Chaptal, the famous Minister of Commerce under Napoleon I., said that the manufacture of calico is the most difficult of industries, for it requires most capital, most patience, the longest training, and the largest amount of good sense and intelligence. Chaptal was in the right; for all the great manufacturers of cotton-prints take rank among men of note. I need only cite a few names. In Switzerland we have our Dupasquiers, Bovets, and Verdans; France has her Haussmanns, Schlumbergers, Koechlins, and Dolfus; and this roll is sufficient to show the justice of Chaptal's assertion. Every year, every day, has witnessed some new improvement in the manufacture of calico; the dull colors of former times have been superseded by a series of novel shades, and coarse patterns have given way before artistic designs which may well compare with the finest designs on paper.
The fixation of colors was the result of chance, aided more or less by the manufacturer's experience, which was not unfrequently nonplussed by a change of the atmosphere, or by a variation in the quality of the drugs employed. In such a state of things, which threatened to ruin the manufacture, recourse was had to science, and the dyers became chemists and physicists. But then the charm was broken: there was no more chance, no more tentative; the fabrication of printed tissues was now a science, and soon, in addition to liquid dyes, we had our dye-stuffs in the shape of vapor, which yield brilliant tints indeed, but not very stable. Finally, besides cotton fabrics, we began to print textures of silk and of wool, or of mixed wool, silk, and cotton, which have given rise to an entirely new class of tissues called chalys or barèges, when they contain wool and silk, and cotton warp when they are comprised of cotton and wool.

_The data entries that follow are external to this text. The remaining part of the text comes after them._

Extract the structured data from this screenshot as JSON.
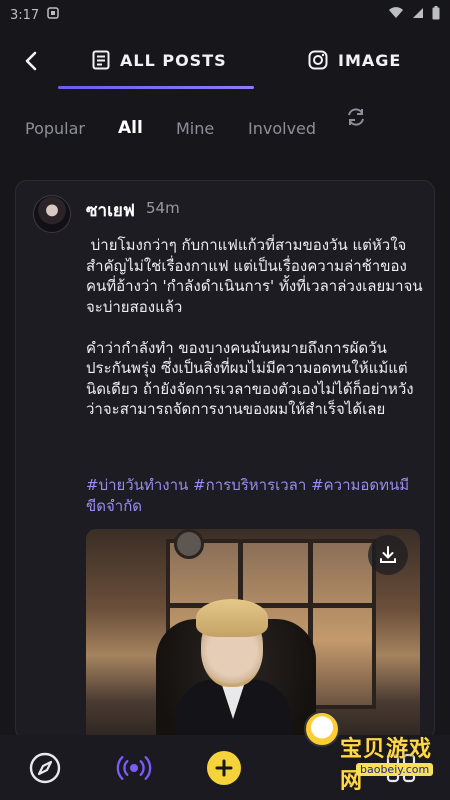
{
  "status_bar": {
    "time": "3:17"
  },
  "top_nav": {
    "tabs": [
      {
        "label": "ALL POSTS",
        "icon": "document-list-icon",
        "active": true
      },
      {
        "label": "IMAGE",
        "icon": "instagram-icon",
        "active": false
      }
    ],
    "accent_color": "#6b5cf0"
  },
  "filters": [
    {
      "label": "Popular",
      "active": false
    },
    {
      "label": "All",
      "active": true
    },
    {
      "label": "Mine",
      "active": false
    },
    {
      "label": "Involved",
      "active": false
    }
  ],
  "post": {
    "username": "ซาเยฟ",
    "time_ago": "54m",
    "body": " บ่ายโมงกว่าๆ กับกาแฟแก้วที่สามของวัน แต่หัวใจสำคัญไม่ใช่เรื่องกาแฟ แต่เป็นเรื่องความล่าช้าของคนที่อ้างว่า 'กำลังดำเนินการ' ทั้งที่เวลาล่วงเลยมาจนจะบ่ายสองแล้ว\n\nคำว่ากำลังทำ ของบางคนมันหมายถึงการผัดวันประกันพรุ่ง ซึ่งเป็นสิ่งที่ผมไม่มีความอดทนให้แม้แต่นิดเดียว ถ้ายังจัดการเวลาของตัวเองไม่ได้ก็อย่าหวังว่าจะสามารถจัดการงานของผมให้สำเร็จได้เลย",
    "hashtags": "#บ่ายวันทำงาน #การบริหารเวลา #ความอดทนมีขีดจำกัด",
    "hashtag_color": "#9a8cf0"
  },
  "bottom_nav": {
    "items": [
      "compass-icon",
      "broadcast-icon",
      "add-icon",
      "grid-icon"
    ],
    "add_color": "#f5d33a"
  },
  "watermark": {
    "text": "宝贝游戏网",
    "url": "baobeiy.com"
  }
}
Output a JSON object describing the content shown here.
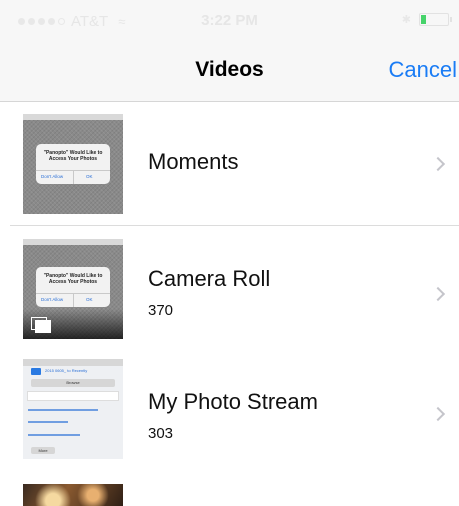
{
  "status_bar": {
    "carrier": "AT&T",
    "time": "3:22 PM",
    "battery_level": 0.2,
    "battery_color": "#46d36a"
  },
  "nav": {
    "title": "Videos",
    "cancel_label": "Cancel",
    "accent_color": "#1a7cf5"
  },
  "albums": [
    {
      "name": "Moments",
      "count": "",
      "thumbnail": {
        "alert_title": "\"Panopto\" Would Like to Access Your Photos",
        "dont_allow": "Don't Allow",
        "ok": "OK"
      }
    },
    {
      "name": "Camera Roll",
      "count": "370",
      "thumbnail": {
        "alert_title": "\"Panopto\" Would Like to Access Your Photos",
        "dont_allow": "Don't Allow",
        "ok": "OK"
      }
    },
    {
      "name": "My Photo Stream",
      "count": "303",
      "thumbnail": {
        "header": "2015 0605_ to Recently",
        "browse": "Browse",
        "more": "More"
      }
    }
  ]
}
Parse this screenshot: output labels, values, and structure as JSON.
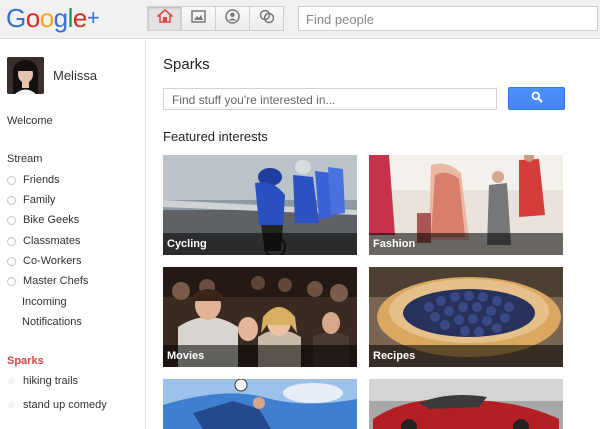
{
  "app": {
    "logo_text": "Google",
    "logo_plus": "+"
  },
  "topbar": {
    "nav_icons": [
      "home-icon",
      "photos-icon",
      "profile-icon",
      "circles-icon"
    ],
    "search_placeholder": "Find people"
  },
  "sidebar": {
    "user_name": "Melissa",
    "welcome": "Welcome",
    "stream_label": "Stream",
    "circles": [
      {
        "label": "Friends"
      },
      {
        "label": "Family"
      },
      {
        "label": "Bike Geeks"
      },
      {
        "label": "Classmates"
      },
      {
        "label": "Co-Workers"
      },
      {
        "label": "Master Chefs"
      }
    ],
    "incoming": "Incoming",
    "notifications": "Notifications",
    "sparks_label": "Sparks",
    "sparks": [
      {
        "label": "hiking trails"
      },
      {
        "label": "stand up comedy"
      }
    ]
  },
  "main": {
    "title": "Sparks",
    "search_placeholder": "Find stuff you're interested in...",
    "featured_title": "Featured interests",
    "tiles": [
      {
        "label": "Cycling"
      },
      {
        "label": "Fashion"
      },
      {
        "label": "Movies"
      },
      {
        "label": "Recipes"
      },
      {
        "label": ""
      },
      {
        "label": ""
      }
    ]
  },
  "colors": {
    "accent_blue": "#4d90fe",
    "sparks_red": "#dd4b39",
    "google_blue": "#3366cc",
    "google_red": "#d62d20",
    "google_yellow": "#ffa700",
    "google_green": "#008744"
  }
}
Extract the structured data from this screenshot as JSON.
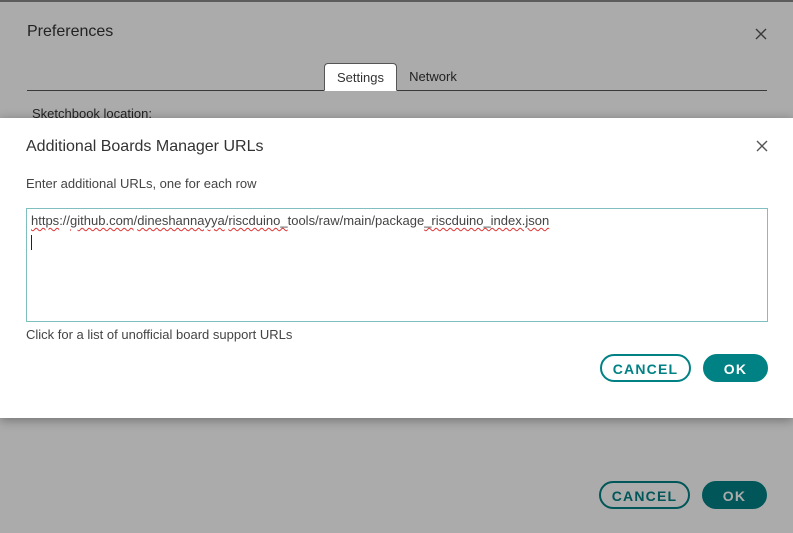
{
  "preferences": {
    "title": "Preferences",
    "tabs": [
      {
        "label": "Settings",
        "active": true
      },
      {
        "label": "Network",
        "active": false
      }
    ],
    "sketchbook_label": "Sketchbook location:",
    "cancel_label": "CANCEL",
    "ok_label": "OK"
  },
  "modal": {
    "title": "Additional Boards Manager URLs",
    "subtitle": "Enter additional URLs, one for each row",
    "urls": [
      "https://github.com/dineshannayya/riscduino_tools/raw/main/package_riscduino_index.json"
    ],
    "url_segments": [
      {
        "text": "https",
        "misspelled": true
      },
      {
        "text": "://",
        "misspelled": false
      },
      {
        "text": "github.com",
        "misspelled": true
      },
      {
        "text": "/",
        "misspelled": false
      },
      {
        "text": "dineshannayya",
        "misspelled": true
      },
      {
        "text": "/",
        "misspelled": false
      },
      {
        "text": "riscduino_",
        "misspelled": true
      },
      {
        "text": "tools/raw/main/package",
        "misspelled": false
      },
      {
        "text": "_riscduino_index.json",
        "misspelled": true
      }
    ],
    "unofficial_link": "Click for a list of unofficial board support URLs",
    "cancel_label": "CANCEL",
    "ok_label": "OK"
  },
  "colors": {
    "accent": "#008184",
    "overlay": "rgba(0,0,0,0.33)",
    "spellcheck": "#dd3333"
  },
  "icons": {
    "close": "close-icon"
  }
}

In order to form some idea of the cotton industry, let us go back to the gathering-in of the crop. The cotton-wool, when it starts from the pod, contains three times its own weight in large oily seeds. These are separated from the cotton by means of machines which are in fact cards, and which seize the cotton, suffering the seeds to drop out. During this process the seeds will be more or less crushed, and give out an oil, which is absorbed by the cotton. If, now, there flows in a current of hot air, the cotton takes fire. This is the cause of the